■ **Work to be completed**
Every line holding the string "this" is to be copied from the entries below.
── Data excerpts ──
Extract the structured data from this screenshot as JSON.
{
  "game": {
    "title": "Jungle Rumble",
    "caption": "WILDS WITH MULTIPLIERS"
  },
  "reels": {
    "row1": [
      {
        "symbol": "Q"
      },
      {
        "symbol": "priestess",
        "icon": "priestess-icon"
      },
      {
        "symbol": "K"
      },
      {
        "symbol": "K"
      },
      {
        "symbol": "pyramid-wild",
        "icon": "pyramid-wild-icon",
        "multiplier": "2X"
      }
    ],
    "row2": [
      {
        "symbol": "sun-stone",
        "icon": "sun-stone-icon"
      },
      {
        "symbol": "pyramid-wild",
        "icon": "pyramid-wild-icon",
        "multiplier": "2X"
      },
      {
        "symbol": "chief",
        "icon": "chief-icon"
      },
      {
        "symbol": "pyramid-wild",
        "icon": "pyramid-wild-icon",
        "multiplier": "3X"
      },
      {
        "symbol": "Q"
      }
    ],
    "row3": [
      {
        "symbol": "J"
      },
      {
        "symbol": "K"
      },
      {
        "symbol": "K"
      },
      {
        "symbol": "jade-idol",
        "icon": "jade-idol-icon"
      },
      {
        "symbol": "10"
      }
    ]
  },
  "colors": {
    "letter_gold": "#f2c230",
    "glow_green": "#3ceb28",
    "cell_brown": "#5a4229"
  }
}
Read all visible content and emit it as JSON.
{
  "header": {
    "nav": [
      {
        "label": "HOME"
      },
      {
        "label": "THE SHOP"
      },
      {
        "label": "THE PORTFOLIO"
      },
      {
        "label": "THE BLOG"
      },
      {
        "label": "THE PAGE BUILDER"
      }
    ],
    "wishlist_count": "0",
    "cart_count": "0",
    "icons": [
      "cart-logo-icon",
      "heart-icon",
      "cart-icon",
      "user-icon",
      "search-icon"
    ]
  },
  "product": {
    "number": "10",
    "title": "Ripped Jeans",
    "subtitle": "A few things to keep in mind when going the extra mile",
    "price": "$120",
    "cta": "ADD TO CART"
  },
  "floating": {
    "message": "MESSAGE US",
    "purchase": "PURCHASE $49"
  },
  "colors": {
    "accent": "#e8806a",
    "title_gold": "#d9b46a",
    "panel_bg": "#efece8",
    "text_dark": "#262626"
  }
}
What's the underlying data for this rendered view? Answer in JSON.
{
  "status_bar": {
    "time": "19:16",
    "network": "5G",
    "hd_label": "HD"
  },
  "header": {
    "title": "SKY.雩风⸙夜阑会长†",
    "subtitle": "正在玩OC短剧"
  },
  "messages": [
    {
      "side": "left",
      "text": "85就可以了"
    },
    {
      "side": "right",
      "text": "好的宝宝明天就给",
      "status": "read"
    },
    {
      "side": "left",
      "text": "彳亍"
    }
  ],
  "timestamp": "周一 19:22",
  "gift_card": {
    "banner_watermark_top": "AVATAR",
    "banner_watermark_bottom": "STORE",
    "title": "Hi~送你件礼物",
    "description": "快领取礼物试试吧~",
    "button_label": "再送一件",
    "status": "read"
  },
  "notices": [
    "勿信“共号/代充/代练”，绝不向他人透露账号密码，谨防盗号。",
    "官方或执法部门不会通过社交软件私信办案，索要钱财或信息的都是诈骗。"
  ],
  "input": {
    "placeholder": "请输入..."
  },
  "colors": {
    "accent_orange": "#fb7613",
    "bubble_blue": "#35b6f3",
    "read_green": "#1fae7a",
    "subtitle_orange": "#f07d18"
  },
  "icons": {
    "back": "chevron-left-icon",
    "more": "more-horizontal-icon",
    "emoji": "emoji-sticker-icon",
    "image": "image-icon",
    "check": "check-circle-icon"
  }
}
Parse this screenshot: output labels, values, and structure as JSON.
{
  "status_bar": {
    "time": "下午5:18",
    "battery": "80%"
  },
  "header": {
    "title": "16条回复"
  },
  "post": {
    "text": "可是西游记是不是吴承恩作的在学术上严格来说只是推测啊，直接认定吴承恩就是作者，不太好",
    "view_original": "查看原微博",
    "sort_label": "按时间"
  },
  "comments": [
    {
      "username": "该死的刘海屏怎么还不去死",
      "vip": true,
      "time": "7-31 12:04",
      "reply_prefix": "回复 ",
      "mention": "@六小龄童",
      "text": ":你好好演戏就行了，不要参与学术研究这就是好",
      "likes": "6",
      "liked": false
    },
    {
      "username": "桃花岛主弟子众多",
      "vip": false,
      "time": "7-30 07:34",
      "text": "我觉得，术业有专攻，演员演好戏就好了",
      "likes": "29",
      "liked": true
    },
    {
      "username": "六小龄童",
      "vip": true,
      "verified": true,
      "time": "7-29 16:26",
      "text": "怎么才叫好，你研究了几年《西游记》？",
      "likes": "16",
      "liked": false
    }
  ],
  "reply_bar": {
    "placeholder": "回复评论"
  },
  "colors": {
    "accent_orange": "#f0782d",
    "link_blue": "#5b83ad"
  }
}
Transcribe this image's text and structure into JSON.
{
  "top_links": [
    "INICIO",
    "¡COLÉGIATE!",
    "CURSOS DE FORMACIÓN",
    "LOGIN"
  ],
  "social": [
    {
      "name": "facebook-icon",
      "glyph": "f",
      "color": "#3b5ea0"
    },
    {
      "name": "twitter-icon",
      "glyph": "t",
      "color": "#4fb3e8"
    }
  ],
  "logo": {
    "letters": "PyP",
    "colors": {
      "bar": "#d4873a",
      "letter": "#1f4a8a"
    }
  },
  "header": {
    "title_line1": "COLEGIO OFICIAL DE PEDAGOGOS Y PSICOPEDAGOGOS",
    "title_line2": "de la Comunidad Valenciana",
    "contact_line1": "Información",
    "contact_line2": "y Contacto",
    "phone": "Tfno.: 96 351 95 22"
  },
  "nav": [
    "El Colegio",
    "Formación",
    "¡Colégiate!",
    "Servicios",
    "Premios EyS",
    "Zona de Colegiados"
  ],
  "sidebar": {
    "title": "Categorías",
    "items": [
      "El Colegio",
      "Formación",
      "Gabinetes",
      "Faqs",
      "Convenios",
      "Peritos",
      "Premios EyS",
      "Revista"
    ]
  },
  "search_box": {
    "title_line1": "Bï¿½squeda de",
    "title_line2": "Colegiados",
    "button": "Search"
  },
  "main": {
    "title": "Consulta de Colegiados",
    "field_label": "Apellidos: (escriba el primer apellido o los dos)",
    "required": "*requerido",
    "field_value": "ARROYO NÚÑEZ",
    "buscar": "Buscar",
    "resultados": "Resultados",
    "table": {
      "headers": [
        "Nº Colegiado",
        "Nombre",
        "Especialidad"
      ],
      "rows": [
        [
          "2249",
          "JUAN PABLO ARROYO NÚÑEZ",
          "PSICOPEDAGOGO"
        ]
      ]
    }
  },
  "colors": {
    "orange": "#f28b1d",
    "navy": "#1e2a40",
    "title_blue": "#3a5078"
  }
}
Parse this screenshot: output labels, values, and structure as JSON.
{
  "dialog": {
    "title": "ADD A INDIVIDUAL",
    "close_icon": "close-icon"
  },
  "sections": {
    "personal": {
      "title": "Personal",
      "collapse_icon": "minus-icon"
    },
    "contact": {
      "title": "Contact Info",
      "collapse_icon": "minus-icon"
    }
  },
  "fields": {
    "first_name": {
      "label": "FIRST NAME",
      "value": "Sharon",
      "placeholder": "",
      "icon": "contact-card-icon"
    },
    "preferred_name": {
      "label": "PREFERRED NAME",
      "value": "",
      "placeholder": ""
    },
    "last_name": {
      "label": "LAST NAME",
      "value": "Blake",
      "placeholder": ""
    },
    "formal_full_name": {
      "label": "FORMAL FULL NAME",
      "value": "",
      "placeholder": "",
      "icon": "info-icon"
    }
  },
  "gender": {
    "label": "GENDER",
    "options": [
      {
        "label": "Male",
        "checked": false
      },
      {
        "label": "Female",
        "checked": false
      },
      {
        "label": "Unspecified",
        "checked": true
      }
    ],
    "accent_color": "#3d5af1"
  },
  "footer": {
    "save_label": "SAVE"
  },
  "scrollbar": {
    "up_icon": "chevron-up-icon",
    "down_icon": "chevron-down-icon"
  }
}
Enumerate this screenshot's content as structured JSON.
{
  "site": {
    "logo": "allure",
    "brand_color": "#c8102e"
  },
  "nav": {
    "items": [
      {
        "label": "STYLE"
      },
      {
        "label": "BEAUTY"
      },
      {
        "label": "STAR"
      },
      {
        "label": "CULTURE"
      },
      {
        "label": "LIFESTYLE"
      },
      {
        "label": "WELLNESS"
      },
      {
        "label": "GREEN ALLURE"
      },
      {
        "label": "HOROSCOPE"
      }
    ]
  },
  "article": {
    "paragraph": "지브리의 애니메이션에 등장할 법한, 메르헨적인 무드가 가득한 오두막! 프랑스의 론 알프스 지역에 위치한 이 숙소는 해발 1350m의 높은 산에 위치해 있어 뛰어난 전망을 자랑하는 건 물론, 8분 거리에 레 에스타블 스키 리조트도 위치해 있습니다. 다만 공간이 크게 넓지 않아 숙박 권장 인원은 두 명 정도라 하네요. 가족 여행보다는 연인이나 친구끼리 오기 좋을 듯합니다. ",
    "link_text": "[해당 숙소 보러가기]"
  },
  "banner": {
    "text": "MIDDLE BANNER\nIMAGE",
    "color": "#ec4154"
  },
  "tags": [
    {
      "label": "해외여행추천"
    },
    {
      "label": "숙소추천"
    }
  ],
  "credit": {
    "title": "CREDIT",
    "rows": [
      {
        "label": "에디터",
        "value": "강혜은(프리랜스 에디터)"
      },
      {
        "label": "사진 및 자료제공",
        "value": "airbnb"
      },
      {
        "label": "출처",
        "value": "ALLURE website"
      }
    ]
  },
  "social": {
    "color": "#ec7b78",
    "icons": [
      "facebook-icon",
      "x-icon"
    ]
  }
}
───
■ **Your response**
Extract the structured data from this screenshot as JSON.
What's the underlying data for this rendered view? Answer in JSON.
Parse this screenshot: output labels, values, and structure as JSON.
Transcribe this image's text and structure into JSON.
Parse this screenshot: output labels, values, and structure as JSON.
Enumerate this screenshot's content as structured JSON.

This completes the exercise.